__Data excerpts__
[Start of Attachment]
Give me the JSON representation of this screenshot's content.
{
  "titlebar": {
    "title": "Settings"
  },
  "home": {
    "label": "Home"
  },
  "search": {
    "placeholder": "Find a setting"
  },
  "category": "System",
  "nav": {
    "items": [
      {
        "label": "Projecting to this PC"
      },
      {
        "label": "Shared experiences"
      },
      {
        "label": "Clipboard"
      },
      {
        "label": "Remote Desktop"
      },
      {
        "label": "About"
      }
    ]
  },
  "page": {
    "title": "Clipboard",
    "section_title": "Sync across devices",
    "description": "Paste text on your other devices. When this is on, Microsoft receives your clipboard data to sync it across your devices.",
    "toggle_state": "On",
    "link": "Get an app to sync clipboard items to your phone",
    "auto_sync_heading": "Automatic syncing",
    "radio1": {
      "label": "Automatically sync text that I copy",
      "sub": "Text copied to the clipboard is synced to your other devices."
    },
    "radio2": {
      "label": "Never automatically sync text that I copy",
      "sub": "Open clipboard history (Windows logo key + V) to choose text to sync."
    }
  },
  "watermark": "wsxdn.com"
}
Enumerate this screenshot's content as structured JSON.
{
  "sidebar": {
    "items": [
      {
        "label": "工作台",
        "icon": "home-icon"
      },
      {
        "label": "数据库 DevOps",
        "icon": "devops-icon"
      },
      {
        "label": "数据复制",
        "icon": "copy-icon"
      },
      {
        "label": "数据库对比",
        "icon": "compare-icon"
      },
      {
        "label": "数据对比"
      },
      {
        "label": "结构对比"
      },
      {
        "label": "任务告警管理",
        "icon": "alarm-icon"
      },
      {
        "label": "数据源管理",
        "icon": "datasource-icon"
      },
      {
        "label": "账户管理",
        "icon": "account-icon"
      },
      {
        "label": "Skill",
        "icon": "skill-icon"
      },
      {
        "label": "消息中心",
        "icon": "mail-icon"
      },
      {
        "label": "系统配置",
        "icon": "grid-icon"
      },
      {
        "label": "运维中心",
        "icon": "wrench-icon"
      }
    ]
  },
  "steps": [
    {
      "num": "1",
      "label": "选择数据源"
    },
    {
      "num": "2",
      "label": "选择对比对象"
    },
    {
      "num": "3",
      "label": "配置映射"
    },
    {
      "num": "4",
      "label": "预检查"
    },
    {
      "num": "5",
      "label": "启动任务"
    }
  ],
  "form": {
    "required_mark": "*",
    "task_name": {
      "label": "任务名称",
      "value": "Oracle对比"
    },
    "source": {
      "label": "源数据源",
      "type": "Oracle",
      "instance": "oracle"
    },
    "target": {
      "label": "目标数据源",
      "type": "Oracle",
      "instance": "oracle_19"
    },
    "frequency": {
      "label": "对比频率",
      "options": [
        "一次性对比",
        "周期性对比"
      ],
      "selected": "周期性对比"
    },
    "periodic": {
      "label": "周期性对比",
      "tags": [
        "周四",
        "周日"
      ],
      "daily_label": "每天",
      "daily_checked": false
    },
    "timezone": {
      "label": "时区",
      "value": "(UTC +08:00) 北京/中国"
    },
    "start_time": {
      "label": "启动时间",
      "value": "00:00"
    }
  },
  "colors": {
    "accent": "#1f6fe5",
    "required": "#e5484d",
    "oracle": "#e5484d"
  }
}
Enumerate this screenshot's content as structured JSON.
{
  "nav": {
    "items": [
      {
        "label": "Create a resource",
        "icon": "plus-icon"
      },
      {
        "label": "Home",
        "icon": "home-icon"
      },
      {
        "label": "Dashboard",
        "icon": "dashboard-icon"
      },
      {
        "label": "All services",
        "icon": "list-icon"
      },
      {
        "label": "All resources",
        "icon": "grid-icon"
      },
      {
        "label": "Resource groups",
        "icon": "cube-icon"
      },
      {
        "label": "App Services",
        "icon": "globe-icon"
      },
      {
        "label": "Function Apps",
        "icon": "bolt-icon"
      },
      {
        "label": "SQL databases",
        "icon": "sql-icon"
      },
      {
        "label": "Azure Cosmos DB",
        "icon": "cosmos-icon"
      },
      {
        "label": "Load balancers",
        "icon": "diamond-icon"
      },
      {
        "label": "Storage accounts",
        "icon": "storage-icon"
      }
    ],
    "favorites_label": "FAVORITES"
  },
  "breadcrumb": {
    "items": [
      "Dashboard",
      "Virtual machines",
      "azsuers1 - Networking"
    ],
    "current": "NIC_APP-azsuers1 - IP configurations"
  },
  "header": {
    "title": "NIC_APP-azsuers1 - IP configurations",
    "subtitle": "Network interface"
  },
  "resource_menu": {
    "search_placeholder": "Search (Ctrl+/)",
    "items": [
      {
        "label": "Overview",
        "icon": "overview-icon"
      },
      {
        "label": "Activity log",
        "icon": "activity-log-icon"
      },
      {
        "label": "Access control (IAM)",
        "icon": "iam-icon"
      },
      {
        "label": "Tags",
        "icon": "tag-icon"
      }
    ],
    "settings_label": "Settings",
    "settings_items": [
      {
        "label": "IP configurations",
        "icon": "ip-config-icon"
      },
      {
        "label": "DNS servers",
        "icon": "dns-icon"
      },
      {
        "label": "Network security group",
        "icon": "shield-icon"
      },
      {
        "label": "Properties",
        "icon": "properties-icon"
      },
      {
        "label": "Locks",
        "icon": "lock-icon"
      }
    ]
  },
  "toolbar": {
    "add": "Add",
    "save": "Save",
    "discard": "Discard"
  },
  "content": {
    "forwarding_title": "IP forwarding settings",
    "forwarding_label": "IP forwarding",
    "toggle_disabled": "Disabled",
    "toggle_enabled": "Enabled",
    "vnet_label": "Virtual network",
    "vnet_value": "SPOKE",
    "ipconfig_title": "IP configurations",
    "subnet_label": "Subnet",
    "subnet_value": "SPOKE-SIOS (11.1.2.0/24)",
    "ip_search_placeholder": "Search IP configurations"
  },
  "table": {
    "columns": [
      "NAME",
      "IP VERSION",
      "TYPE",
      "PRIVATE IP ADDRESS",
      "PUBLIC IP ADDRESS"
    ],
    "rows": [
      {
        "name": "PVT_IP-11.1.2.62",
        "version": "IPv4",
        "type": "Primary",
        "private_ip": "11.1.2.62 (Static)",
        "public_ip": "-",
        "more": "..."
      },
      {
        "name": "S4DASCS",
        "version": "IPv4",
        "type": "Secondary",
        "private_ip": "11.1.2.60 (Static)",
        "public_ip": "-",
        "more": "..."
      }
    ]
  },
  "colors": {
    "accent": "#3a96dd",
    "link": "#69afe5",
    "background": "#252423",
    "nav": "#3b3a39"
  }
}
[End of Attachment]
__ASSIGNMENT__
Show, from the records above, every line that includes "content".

__REPLY TO THE EXERCISE__
Give me the JSON representation of this screenshot's content.
Enumerate this screenshot's content as structured JSON.
Enumerate this screenshot's content as structured JSON.
  "content": {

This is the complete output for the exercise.